Clashing Convictions: Science and Religion in American Fiction is the first study to identify a body of twentieth-century American fiction that represents the increasing tensions experienced by people of Christian faith in response to Darwinism, the higher biblical criticism, and modern medicine. Delineating how these works dramatize clashes between scientific and conservative Protestant understandings of the world, Albert H. Tricomi examines a canon of ten novels and one iconic play that present a cultural history of inner turmoil as well as social conflict. The three parts of the study chart this increasing inner turmoil, a rising secularist ideology, and finally a fundamentalist revival among alienated biblical literalists.

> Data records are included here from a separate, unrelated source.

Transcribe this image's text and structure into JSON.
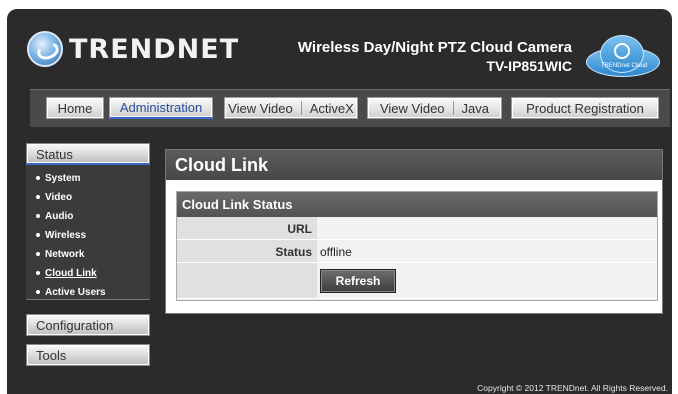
{
  "header": {
    "brand": "TRENDNET",
    "product_name": "Wireless Day/Night PTZ Cloud Camera",
    "model": "TV-IP851WIC",
    "cloud_badge": "TRENDnet Cloud"
  },
  "nav": {
    "home": "Home",
    "administration": "Administration",
    "view_video_activex_a": "View Video",
    "view_video_activex_b": "ActiveX",
    "view_video_java_a": "View Video",
    "view_video_java_b": "Java",
    "product_registration": "Product Registration"
  },
  "sidebar": {
    "status_header": "Status",
    "items": [
      {
        "label": "System"
      },
      {
        "label": "Video"
      },
      {
        "label": "Audio"
      },
      {
        "label": "Wireless"
      },
      {
        "label": "Network"
      },
      {
        "label": "Cloud Link"
      },
      {
        "label": "Active Users"
      }
    ],
    "configuration_header": "Configuration",
    "tools_header": "Tools"
  },
  "main": {
    "title": "Cloud Link",
    "panel_title": "Cloud Link Status",
    "url_label": "URL",
    "url_value": "",
    "status_label": "Status",
    "status_value": "offline",
    "refresh_label": "Refresh"
  },
  "footer": {
    "copyright": "Copyright © 2012 TRENDnet.  All Rights Reserved."
  }
}
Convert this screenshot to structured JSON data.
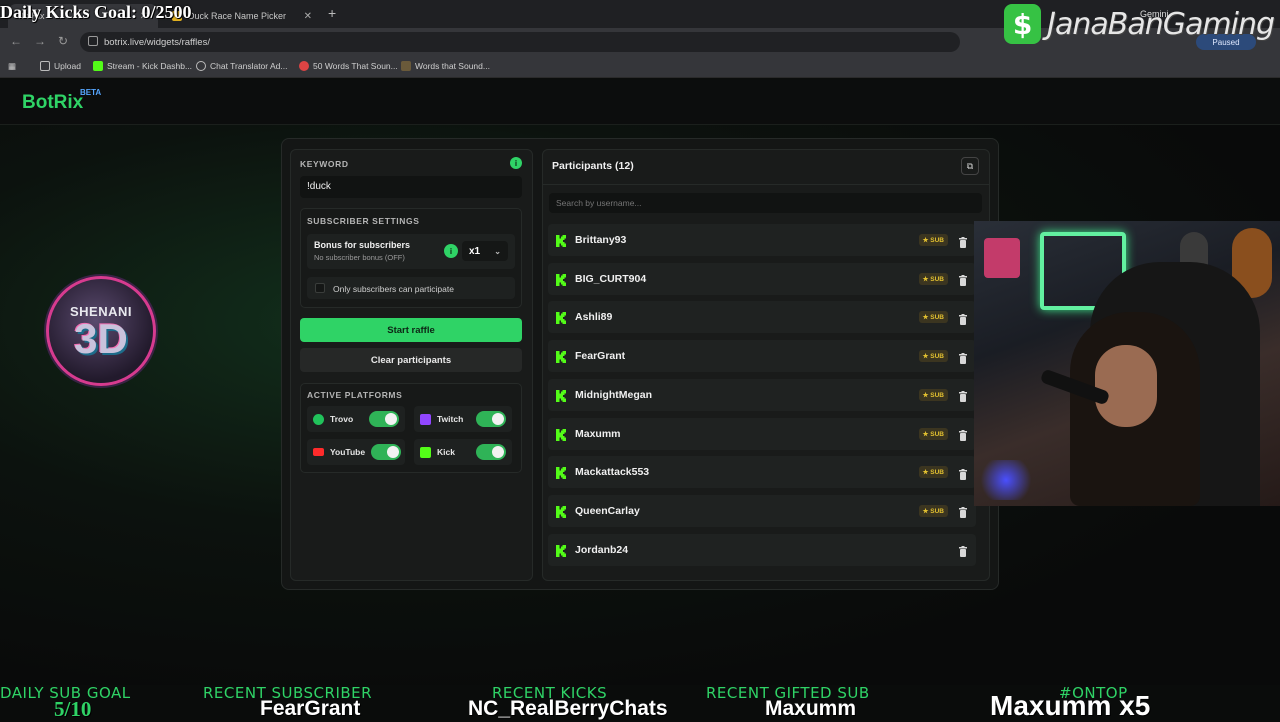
{
  "browser": {
    "tabs": [
      {
        "title": "BotRix"
      },
      {
        "title": "Duck Race Name Picker"
      }
    ],
    "url": "botrix.live/widgets/raffles/",
    "bookmarks": [
      {
        "label": "Upload"
      },
      {
        "label": "Stream - Kick Dashb..."
      },
      {
        "label": "Chat Translator Ad..."
      },
      {
        "label": "50 Words That Soun..."
      },
      {
        "label": "Words that Sound..."
      }
    ],
    "profile_label": "Gemini",
    "paused_label": "Paused"
  },
  "overlay": {
    "goal_text": "Daily Kicks Goal: 0/2500",
    "brand_icon": "$",
    "brand_text": "JanaBanGaming"
  },
  "app": {
    "name": "BotRix",
    "beta": "BETA",
    "badge": {
      "top": "SHENANI",
      "main": "3D"
    }
  },
  "raffle": {
    "keyword_label": "KEYWORD",
    "keyword_value": "!duck",
    "subscriber_settings_label": "SUBSCRIBER SETTINGS",
    "bonus_title": "Bonus for subscribers",
    "bonus_status": "No subscriber bonus (OFF)",
    "multiplier": "x1",
    "only_subs_label": "Only subscribers can participate",
    "start_label": "Start raffle",
    "clear_label": "Clear participants",
    "platforms_label": "ACTIVE PLATFORMS",
    "platforms": [
      {
        "name": "Trovo",
        "enabled": true,
        "color": "#21c35b"
      },
      {
        "name": "Twitch",
        "enabled": true,
        "color": "#9146ff"
      },
      {
        "name": "YouTube",
        "enabled": true,
        "color": "#ff2b2b"
      },
      {
        "name": "Kick",
        "enabled": true,
        "color": "#53fc18"
      }
    ]
  },
  "participants": {
    "title": "Participants (12)",
    "search_placeholder": "Search by username...",
    "sub_label": "SUB",
    "rows": [
      {
        "name": "Brittany93",
        "sub": true
      },
      {
        "name": "BIG_CURT904",
        "sub": true
      },
      {
        "name": "Ashli89",
        "sub": true
      },
      {
        "name": "FearGrant",
        "sub": true
      },
      {
        "name": "MidnightMegan",
        "sub": true
      },
      {
        "name": "Maxumm",
        "sub": true
      },
      {
        "name": "Mackattack553",
        "sub": true
      },
      {
        "name": "QueenCarlay",
        "sub": true
      },
      {
        "name": "Jordanb24",
        "sub": false
      }
    ]
  },
  "ticker": {
    "items": [
      {
        "label": "DAILY SUB GOAL",
        "value": "5/10"
      },
      {
        "label": "RECENT SUBSCRIBER",
        "value": "FearGrant"
      },
      {
        "label": "RECENT KICKS",
        "value": "NC_RealBerryChats"
      },
      {
        "label": "RECENT GIFTED SUB",
        "value": "Maxumm"
      },
      {
        "label": "#ONTOP",
        "value": "Maxumm x5"
      }
    ]
  },
  "colors": {
    "accent": "#2fd366",
    "sub_badge": "#e2c030",
    "panel_bg": "#141615"
  }
}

With chapters on James Lane Allen’s The Reign of Law, Harold Frederic’s The Damnation of Theron Ware, William Dean Howells’s The Leatherwood God, Sinclair Lewis’s Arrowsmith and Elmer Gantry, Jerome Lawrence and Robert E. Lee’s Inherit the Wind, and James Scott Bell’s The Darwin Conspiracy, Tricomi offers new readings emphasizing how this canon represents science and religion as in deep, if not irreconcilable, conflict. Tricomi’s sweeping study, with its emphasis on the twentieth century, thus reveals from several directions the processes of secularism even as it identifies the emergence of what some have come to describe as the current “postsecular” moment in America.
Albert H. Tricomi is Distinguished Teaching Professor Emeritus in the Department of English at Binghamton University (SUNY).